Top of RECORDED DATA

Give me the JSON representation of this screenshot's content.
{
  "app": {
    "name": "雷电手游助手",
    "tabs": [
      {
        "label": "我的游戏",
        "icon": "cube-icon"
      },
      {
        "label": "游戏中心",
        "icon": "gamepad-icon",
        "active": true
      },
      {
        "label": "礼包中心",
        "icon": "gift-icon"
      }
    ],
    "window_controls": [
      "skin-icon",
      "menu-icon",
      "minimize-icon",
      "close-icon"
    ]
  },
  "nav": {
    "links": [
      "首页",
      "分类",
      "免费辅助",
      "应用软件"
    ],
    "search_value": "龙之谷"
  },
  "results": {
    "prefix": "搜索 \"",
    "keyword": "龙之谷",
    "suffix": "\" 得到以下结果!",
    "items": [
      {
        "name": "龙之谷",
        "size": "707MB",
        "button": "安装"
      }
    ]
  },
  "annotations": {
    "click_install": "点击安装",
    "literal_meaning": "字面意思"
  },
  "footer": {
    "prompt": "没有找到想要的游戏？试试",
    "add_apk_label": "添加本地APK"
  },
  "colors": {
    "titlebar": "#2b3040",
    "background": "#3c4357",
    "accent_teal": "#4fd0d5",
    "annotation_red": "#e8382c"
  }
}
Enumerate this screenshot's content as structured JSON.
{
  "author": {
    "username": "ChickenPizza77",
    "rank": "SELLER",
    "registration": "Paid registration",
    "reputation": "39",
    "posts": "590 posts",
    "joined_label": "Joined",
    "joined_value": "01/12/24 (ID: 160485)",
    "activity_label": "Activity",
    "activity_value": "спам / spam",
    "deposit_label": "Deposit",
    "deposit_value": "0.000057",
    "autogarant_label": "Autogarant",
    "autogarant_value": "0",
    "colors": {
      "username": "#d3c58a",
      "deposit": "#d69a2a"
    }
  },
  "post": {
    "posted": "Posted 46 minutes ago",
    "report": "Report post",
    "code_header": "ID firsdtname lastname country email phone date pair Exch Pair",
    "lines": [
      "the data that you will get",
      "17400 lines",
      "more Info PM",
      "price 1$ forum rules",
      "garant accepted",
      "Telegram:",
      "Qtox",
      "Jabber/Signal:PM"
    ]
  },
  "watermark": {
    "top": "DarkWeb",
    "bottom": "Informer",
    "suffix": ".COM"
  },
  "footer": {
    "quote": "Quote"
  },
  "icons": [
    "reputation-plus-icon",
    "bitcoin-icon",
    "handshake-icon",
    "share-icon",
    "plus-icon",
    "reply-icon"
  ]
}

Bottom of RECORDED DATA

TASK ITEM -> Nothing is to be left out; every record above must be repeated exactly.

RESPONSE TO THE EXERCISE ->
Give me the JSON representation of this screenshot's content.
{
  "app": {
    "name": "雷电手游助手",
    "tabs": [
      {
        "label": "我的游戏",
        "icon": "cube-icon"
      },
      {
        "label": "游戏中心",
        "icon": "gamepad-icon",
        "active": true
      },
      {
        "label": "礼包中心",
        "icon": "gift-icon"
      }
    ],
    "window_controls": [
      "skin-icon",
      "menu-icon",
      "minimize-icon",
      "close-icon"
    ]
  },
  "nav": {
    "links": [
      "首页",
      "分类",
      "免费辅助",
      "应用软件"
    ],
    "search_value": "龙之谷"
  },
  "results": {
    "prefix": "搜索 \"",
    "keyword": "龙之谷",
    "suffix": "\" 得到以下结果!",
    "items": [
      {
        "name": "龙之谷",
        "size": "707MB",
        "button": "安装"
      }
    ]
  },
  "annotations": {
    "click_install": "点击安装",
    "literal_meaning": "字面意思"
  },
  "footer": {
    "prompt": "没有找到想要的游戏？试试",
    "add_apk_label": "添加本地APK"
  },
  "colors": {
    "titlebar": "#2b3040",
    "background": "#3c4357",
    "accent_teal": "#4fd0d5",
    "annotation_red": "#e8382c"
  }
}
Enumerate this screenshot's content as structured JSON.
{
  "author": {
    "username": "ChickenPizza77",
    "rank": "SELLER",
    "registration": "Paid registration",
    "reputation": "39",
    "posts": "590 posts",
    "joined_label": "Joined",
    "joined_value": "01/12/24 (ID: 160485)",
    "activity_label": "Activity",
    "activity_value": "спам / spam",
    "deposit_label": "Deposit",
    "deposit_value": "0.000057",
    "autogarant_label": "Autogarant",
    "autogarant_value": "0",
    "colors": {
      "username": "#d3c58a",
      "deposit": "#d69a2a"
    }
  },
  "post": {
    "posted": "Posted 46 minutes ago",
    "report": "Report post",
    "code_header": "ID firsdtname lastname country email phone date pair Exch Pair",
    "lines": [
      "the data that you will get",
      "17400 lines",
      "more Info PM",
      "price 1$ forum rules",
      "garant accepted",
      "Telegram:",
      "Qtox",
      "Jabber/Signal:PM"
    ]
  },
  "watermark": {
    "top": "DarkWeb",
    "bottom": "Informer",
    "suffix": ".COM"
  },
  "footer": {
    "quote": "Quote"
  },
  "icons": [
    "reputation-plus-icon",
    "bitcoin-icon",
    "handshake-icon",
    "share-icon",
    "plus-icon",
    "reply-icon"
  ]
}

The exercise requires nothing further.